Personal injury cases make up one of the largest areas of civil law. This in itself can make it difficult to pin down the proper approach for a case. However, there’s another factor that can affect how you go about filing for a settlement—whether you’re pursuing a claim or a lawsuit. Though they might sound similar, they represent two very different legal processes and are crucial to know if you want to make the most of the system. This is the difference between a personal injury claim and lawsuit, and how to tackle each one respectively.
Personal Injury Claims
To start off, a personal injury claim is the initial process of working out a settlement amount for the injuries you sustained in an accident. This discussion primarily happens between you, the party who is at fault, and that individual’s insurance company. As such, brushing up on the basics of a claim will be a vital thing to do before you start filing. Some of these include how long you should wait to file, how much it costs to get the ball rolling, and whether you should hire a lawyer to help you.
It’s also important to note that claims don’t often involve the court system because they deal with civil agreements rather than crimes. However, should you be unable to reach a fair settlement, you can escalate your claim and pursue an official lawsuit against the insurance company.
Personal Injury Lawsuits
Personal injury lawsuits, on the other hand, are what occur after the claim has failed—which is the primary difference between it and a personal injury claim. So, if you and the insurance company can’t come to a fair agreement for what you’re owed, you can file a lawsuit to take them to court. This process allows you to more strongly fight for your compensation by putting the decision in the hands of a jury. After presenting all evidence involved in the case, this group of individuals will then have the ability to decide how much you should be awarded.
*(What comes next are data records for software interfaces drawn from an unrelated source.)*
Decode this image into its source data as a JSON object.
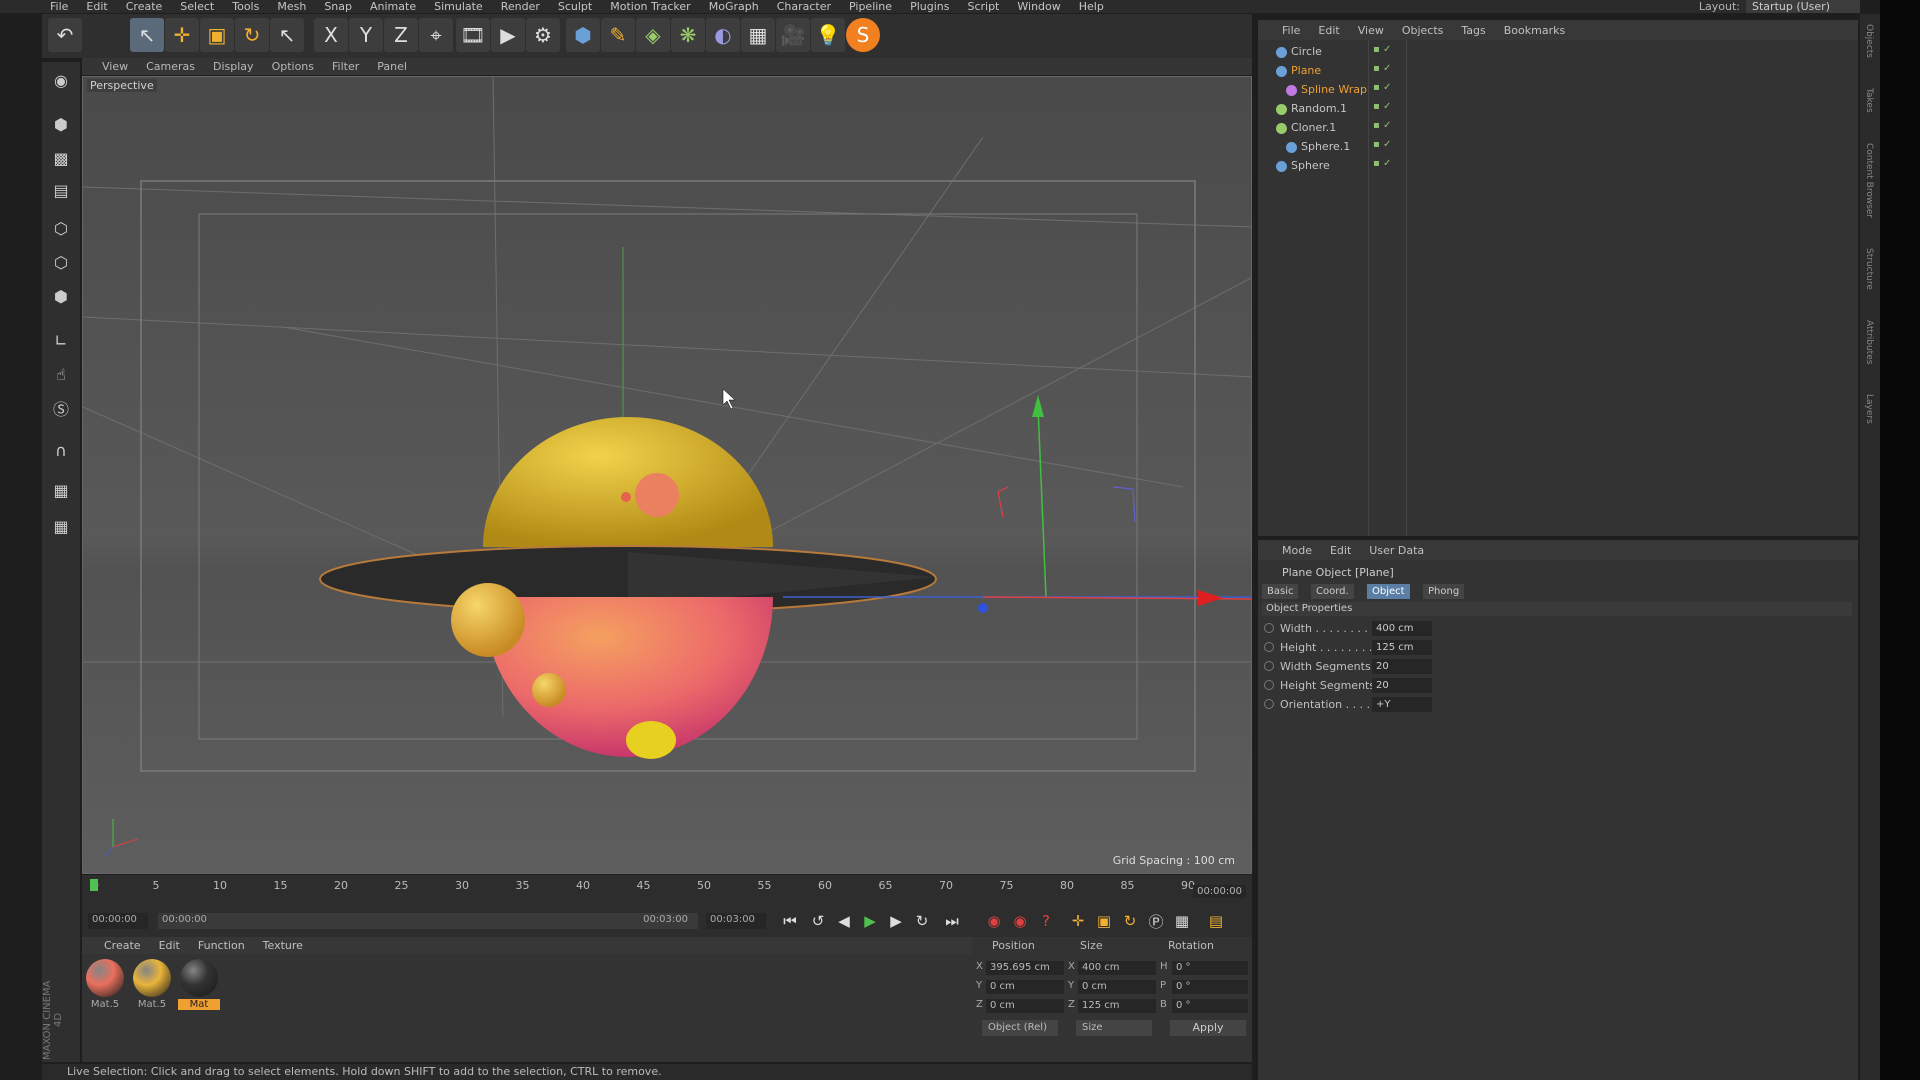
{
  "menubar": [
    "File",
    "Edit",
    "Create",
    "Select",
    "Tools",
    "Mesh",
    "Snap",
    "Animate",
    "Simulate",
    "Render",
    "Sculpt",
    "Motion Tracker",
    "MoGraph",
    "Character",
    "Pipeline",
    "Plugins",
    "Script",
    "Window",
    "Help"
  ],
  "layout": {
    "label": "Layout:",
    "value": "Startup (User)"
  },
  "toolbar": {
    "undo": "↶",
    "live_select": "↖",
    "move": "✛",
    "scale": "▣",
    "rotate": "↻",
    "recent": "↖",
    "x": "X",
    "y": "Y",
    "z": "Z",
    "coord": "⌖",
    "render_view": "🎞",
    "render_pv": "▶",
    "render_settings": "⚙",
    "cube": "⬢",
    "pen": "✎",
    "subdiv": "◈",
    "array": "❋",
    "deformer": "◐",
    "floor": "▦",
    "camera": "🎥",
    "light": "💡",
    "s_plugin": "S"
  },
  "viewport": {
    "menu": [
      "View",
      "Cameras",
      "Display",
      "Options",
      "Filter",
      "Panel"
    ],
    "label": "Perspective",
    "grid_spacing": "Grid Spacing : 100 cm"
  },
  "timeline": {
    "ticks": [
      "0",
      "5",
      "10",
      "15",
      "20",
      "25",
      "30",
      "35",
      "40",
      "45",
      "50",
      "55",
      "60",
      "65",
      "70",
      "75",
      "80",
      "85",
      "90"
    ],
    "current": "00:00:00",
    "start": "00:00:00",
    "range_start": "00:00:00",
    "range_end": "00:03:00",
    "end": "00:03:00"
  },
  "materials": {
    "menu": [
      "Create",
      "Edit",
      "Function",
      "Texture"
    ],
    "items": [
      {
        "name": "Mat.5",
        "color": "#e9705d"
      },
      {
        "name": "Mat.5",
        "color": "#e9b43a"
      },
      {
        "name": "Mat",
        "color": "#333333"
      }
    ]
  },
  "coords": {
    "headers": [
      "Position",
      "Size",
      "Rotation"
    ],
    "rows": [
      {
        "axis": "X",
        "pos": "395.695 cm",
        "saxis": "X",
        "size": "400 cm",
        "raxis": "H",
        "rot": "0 °"
      },
      {
        "axis": "Y",
        "pos": "0 cm",
        "saxis": "Y",
        "size": "0 cm",
        "raxis": "P",
        "rot": "0 °"
      },
      {
        "axis": "Z",
        "pos": "0 cm",
        "saxis": "Z",
        "size": "125 cm",
        "raxis": "B",
        "rot": "0 °"
      }
    ],
    "mode": "Object (Rel)",
    "size_mode": "Size",
    "apply": "Apply"
  },
  "status": "Live Selection: Click and drag to select elements. Hold down SHIFT to add to the selection, CTRL to remove.",
  "maxon": "MAXON CINEMA 4D",
  "objects": {
    "menu": [
      "File",
      "Edit",
      "View",
      "Objects",
      "Tags",
      "Bookmarks"
    ],
    "items": [
      {
        "name": "Circle",
        "indent": 0,
        "color": "#6aa0d8",
        "highlight": false
      },
      {
        "name": "Plane",
        "indent": 0,
        "color": "#6aa0d8",
        "highlight": true
      },
      {
        "name": "Spline Wrap",
        "indent": 1,
        "color": "#c07adf",
        "highlight": true
      },
      {
        "name": "Random.1",
        "indent": 0,
        "color": "#9acb6b",
        "highlight": false
      },
      {
        "name": "Cloner.1",
        "indent": 0,
        "color": "#9acb6b",
        "highlight": false
      },
      {
        "name": "Sphere.1",
        "indent": 1,
        "color": "#6aa0d8",
        "highlight": false
      },
      {
        "name": "Sphere",
        "indent": 0,
        "color": "#6aa0d8",
        "highlight": false
      }
    ]
  },
  "attributes": {
    "menu": [
      "Mode",
      "Edit",
      "User Data"
    ],
    "title": "Plane Object [Plane]",
    "tabs": [
      "Basic",
      "Coord.",
      "Object",
      "Phong"
    ],
    "active_tab": "Object",
    "section": "Object Properties",
    "props": [
      {
        "label": "Width . . . . . . . . .",
        "value": "400 cm"
      },
      {
        "label": "Height . . . . . . . .",
        "value": "125 cm"
      },
      {
        "label": "Width Segments",
        "value": "20"
      },
      {
        "label": "Height Segments",
        "value": "20"
      },
      {
        "label": "Orientation . . . .",
        "value": "+Y"
      }
    ]
  },
  "right_strip": [
    "Objects",
    "Takes",
    "Content Browser",
    "Structure",
    "Attributes",
    "Layers"
  ],
  "colors": {
    "accent": "#5a7ea6",
    "highlight_text": "#f0a030"
  }
}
Lawsuits can be effective when an insurance company tries to minimize their client’s fault in a case. However, they also tend to take the longest due to the various moving parts that make up a trial.